_What is expected_
Word for word, copy out the records given below.

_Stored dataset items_
Content starts
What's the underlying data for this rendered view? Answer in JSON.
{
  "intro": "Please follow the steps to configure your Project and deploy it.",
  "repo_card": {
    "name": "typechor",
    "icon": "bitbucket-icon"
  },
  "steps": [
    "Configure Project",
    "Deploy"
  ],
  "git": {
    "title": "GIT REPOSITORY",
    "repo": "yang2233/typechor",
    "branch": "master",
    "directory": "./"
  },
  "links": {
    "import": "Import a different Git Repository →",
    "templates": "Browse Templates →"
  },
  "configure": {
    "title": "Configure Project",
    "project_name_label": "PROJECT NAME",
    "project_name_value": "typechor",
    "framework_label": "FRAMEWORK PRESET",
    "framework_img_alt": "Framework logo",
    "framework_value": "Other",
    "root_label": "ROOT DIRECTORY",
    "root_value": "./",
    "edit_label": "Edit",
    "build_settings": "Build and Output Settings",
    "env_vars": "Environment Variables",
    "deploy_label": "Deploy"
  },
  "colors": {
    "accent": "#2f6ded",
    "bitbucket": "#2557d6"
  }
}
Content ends
_Solution for this problem_
What's the underlying data for this rendered view? Answer in JSON.
{
  "intro": "Please follow the steps to configure your Project and deploy it.",
  "repo_card": {
    "name": "typechor",
    "icon": "bitbucket-icon"
  },
  "steps": [
    "Configure Project",
    "Deploy"
  ],
  "git": {
    "title": "GIT REPOSITORY",
    "repo": "yang2233/typechor",
    "branch": "master",
    "directory": "./"
  },
  "links": {
    "import": "Import a different Git Repository →",
    "templates": "Browse Templates →"
  },
  "configure": {
    "title": "Configure Project",
    "project_name_label": "PROJECT NAME",
    "project_name_value": "typechor",
    "framework_label": "FRAMEWORK PRESET",
    "framework_img_alt": "Framework logo",
    "framework_value": "Other",
    "root_label": "ROOT DIRECTORY",
    "root_value": "./",
    "edit_label": "Edit",
    "build_settings": "Build and Output Settings",
    "env_vars": "Environment Variables",
    "deploy_label": "Deploy"
  },
  "colors": {
    "accent": "#2f6ded",
    "bitbucket": "#2557d6"
  }
}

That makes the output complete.